wiisniper said...

Are there a plans to provide geo location API to Google gadgets developer? And I belive it should be universal API for mobile and desktops. As a developer I'd like to know address, postal/zip code of users.

ed said...

1. Have you correlated cell tower triangulation and bi-angulation (incomplete data) to GPS returns?

2. How detailed is the emperical map to GPS coordinates? (more than just tower resolution)

3. Does the street view camera car send correlated cell tower (and triangulation) data and GPS returns for other networks besides AT&T, like Sprint and T-Mobile?

ed said...

In working on two different applications that will rely on your good work shown here, two questions come to mind:

1) Blue circle to blue dot conversion without GPS: If precise location is ambiguous for some reason, can you return multiple choice dots that the local application can choose from based on historical data i.e. pick the dot closest to last known good location, or pick based on speed and bearing, or pick based on recognized location from routine routes (BTW: this last one is to report progress on known routes).

2) If cell tower ID is enough resolution to do what needs to be done by the application, appreciating battery and processor demands, can you extract cell tower ID from voice and data streams and just tell applications when they change from one tower to the other? This eliminates polling for tower ID every minute when other primary phone uses are active. This makes low res tracking accessible to handset applications with almost no incremental battery life cost.

Thank you again for good and well implemented ideas and well implemented cooperation with carriers.

Iain said...

Aren't there privacy issues here? Not sure Google should be collecting user IP address & current GPS location, without an opt-in requirement.

Unknown said...

This article only describes using My Location with cell-ID. Commenters have mentioned the possiblity of IP tracking for location.

I was recently able to accurately pinpoint my location from an ipod touch, even though this article doesn't mention WiFi locating.

anyone have links to information about how Google is using IP tracking?

-r. miloh alexander

Frank Bulk said...

I had always presumed that Google would be able to semi-automatically correlate cell IDs with the publicly available information hosted by the FCC on tower data, but it appears they're doing it based solely on multiple GPS-contributed data points.

Where I'm living it might be months before there's enough GPS data for Google to provide an accurate idea of location. There was nothing a few months ago, but the location that pops up now is 6 to 7 miles north of the actual cell site. Too bad that there's no feedback mechanism within the user interface. Leveraging the user community is a powerful way to enhance a product.


directorblue said...

Very cool.

Consider it crowd-sourcing ("Wisdom of crowds") for location.

Unknown said...

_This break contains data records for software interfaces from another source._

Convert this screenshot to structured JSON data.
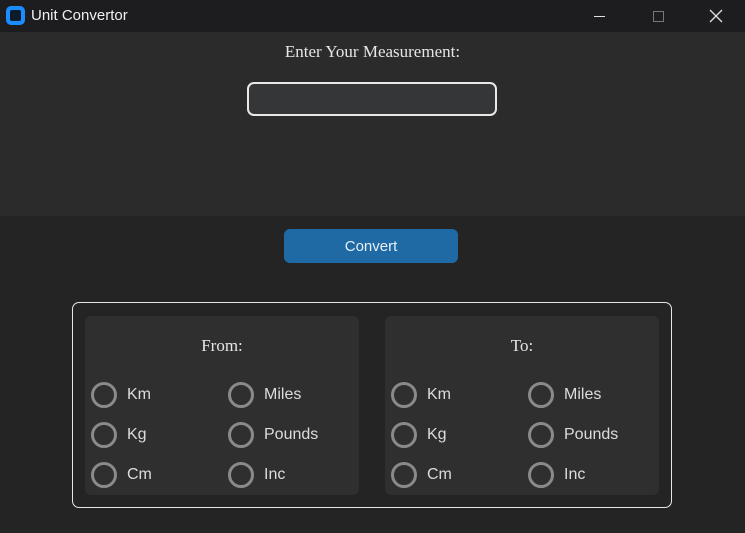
{
  "window": {
    "title": "Unit Convertor"
  },
  "prompt": {
    "text": "Enter Your Measurement:"
  },
  "input": {
    "value": "",
    "placeholder": ""
  },
  "convert": {
    "label": "Convert"
  },
  "from": {
    "title": "From:",
    "options": [
      "Km",
      "Miles",
      "Kg",
      "Pounds",
      "Cm",
      "Inc"
    ]
  },
  "to": {
    "title": "To:",
    "options": [
      "Km",
      "Miles",
      "Kg",
      "Pounds",
      "Cm",
      "Inc"
    ]
  },
  "colors": {
    "accent": "#1f6aa5",
    "app_icon": "#1a8cff",
    "background": "#242424",
    "panel": "#2b2b2b"
  },
  "icons": {
    "app": "app-icon",
    "minimize": "minimize-icon",
    "maximize": "maximize-icon",
    "close": "close-icon"
  }
}
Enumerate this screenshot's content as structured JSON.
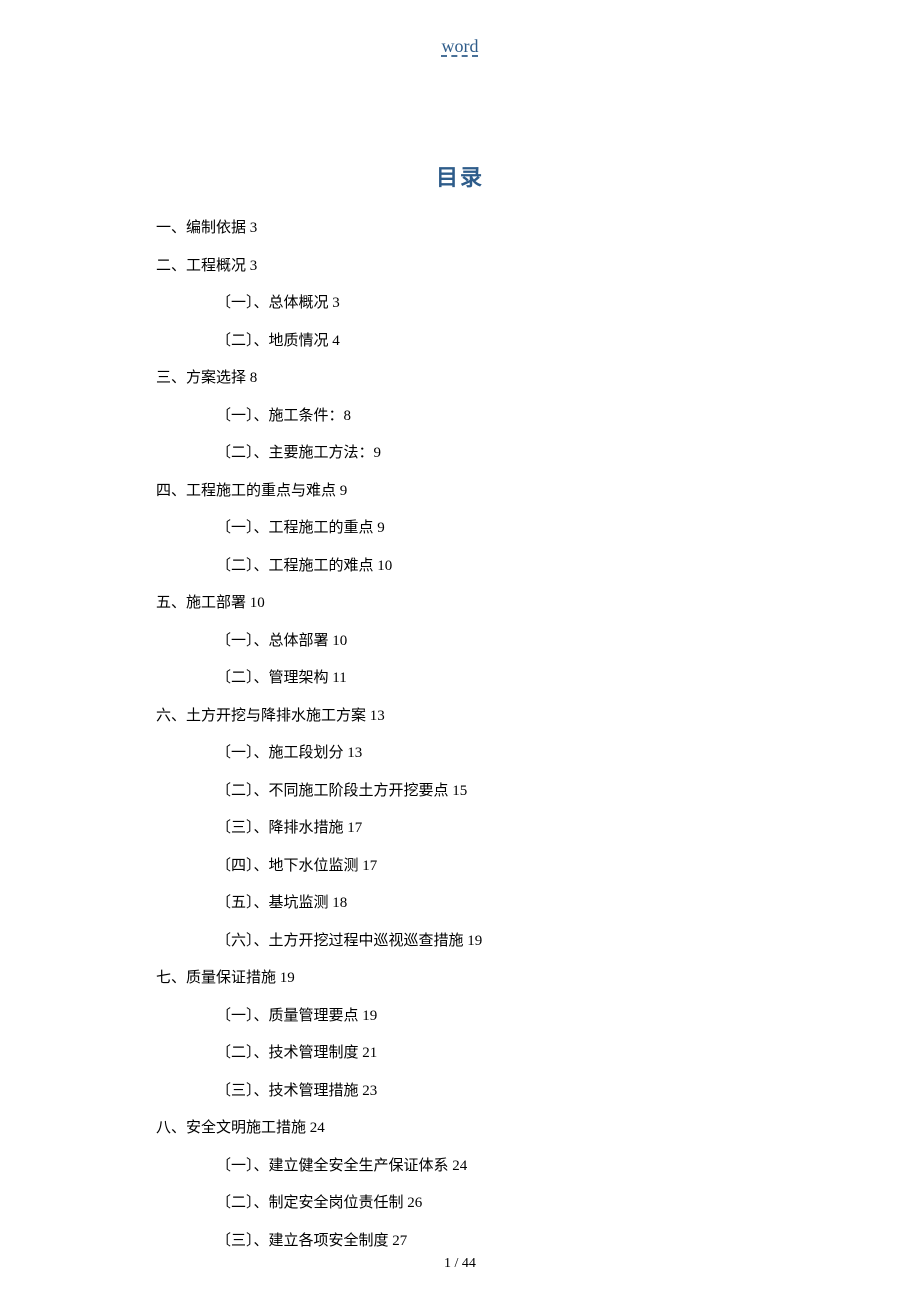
{
  "header": {
    "link_text": "word"
  },
  "toc": {
    "title": "目录",
    "items": [
      {
        "level": 1,
        "text": "一、编制依据 3"
      },
      {
        "level": 1,
        "text": "二、工程概况 3"
      },
      {
        "level": 2,
        "text": "〔一〕、总体概况 3"
      },
      {
        "level": 2,
        "text": "〔二〕、地质情况 4"
      },
      {
        "level": 1,
        "text": "三、方案选择 8"
      },
      {
        "level": 2,
        "text": "〔一〕、施工条件：8"
      },
      {
        "level": 2,
        "text": "〔二〕、主要施工方法：9"
      },
      {
        "level": 1,
        "text": "四、工程施工的重点与难点 9"
      },
      {
        "level": 2,
        "text": "〔一〕、工程施工的重点 9"
      },
      {
        "level": 2,
        "text": "〔二〕、工程施工的难点 10"
      },
      {
        "level": 1,
        "text": "五、施工部署 10"
      },
      {
        "level": 2,
        "text": "〔一〕、总体部署 10"
      },
      {
        "level": 2,
        "text": "〔二〕、管理架构 11"
      },
      {
        "level": 1,
        "text": "六、土方开挖与降排水施工方案 13"
      },
      {
        "level": 2,
        "text": "〔一〕、施工段划分 13"
      },
      {
        "level": 2,
        "text": "〔二〕、不同施工阶段土方开挖要点 15"
      },
      {
        "level": 2,
        "text": "〔三〕、降排水措施 17"
      },
      {
        "level": 2,
        "text": "〔四〕、地下水位监测 17"
      },
      {
        "level": 2,
        "text": "〔五〕、基坑监测 18"
      },
      {
        "level": 2,
        "text": "〔六〕、土方开挖过程中巡视巡查措施 19"
      },
      {
        "level": 1,
        "text": "七、质量保证措施 19"
      },
      {
        "level": 2,
        "text": "〔一〕、质量管理要点 19"
      },
      {
        "level": 2,
        "text": "〔二〕、技术管理制度 21"
      },
      {
        "level": 2,
        "text": "〔三〕、技术管理措施 23"
      },
      {
        "level": 1,
        "text": "八、安全文明施工措施 24"
      },
      {
        "level": 2,
        "text": "〔一〕、建立健全安全生产保证体系 24"
      },
      {
        "level": 2,
        "text": "〔二〕、制定安全岗位责任制 26"
      },
      {
        "level": 2,
        "text": "〔三〕、建立各项安全制度 27"
      }
    ]
  },
  "footer": {
    "page_number": "1 / 44"
  }
}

Is there an API for XHTML mobile or Palm HB++) API planned? Can we see this platforms, using this technology in the future?

The Jackal said...

I agree with frnkblk--there should be a method to submit feedback on location issues. Google should also cross-reference the cellID with the FCC database.

While my phone is obtaining its GPS fix, the My Location feature pinpoints my location as Sisters, Oregon. I live just a little bit north of that--Anchorage, Alaska, to be exact.

Once the GPS receives its fix, everything's OK. But when I'm using location-aware apps (I have an iPhone), sometimes the apps don't wait long enough before giving theircresults (especially if I'm indoors), and I'll receive restaurant recommendations for a city nearly 2,000 miles from my house--hardly in my neighborhood.

Lars said...

Like with Navizon, Does WAR driving for new wifi access points or cell towers with a proper gps unit do any good? In other words does google maps send back info on new wifi points from a client device?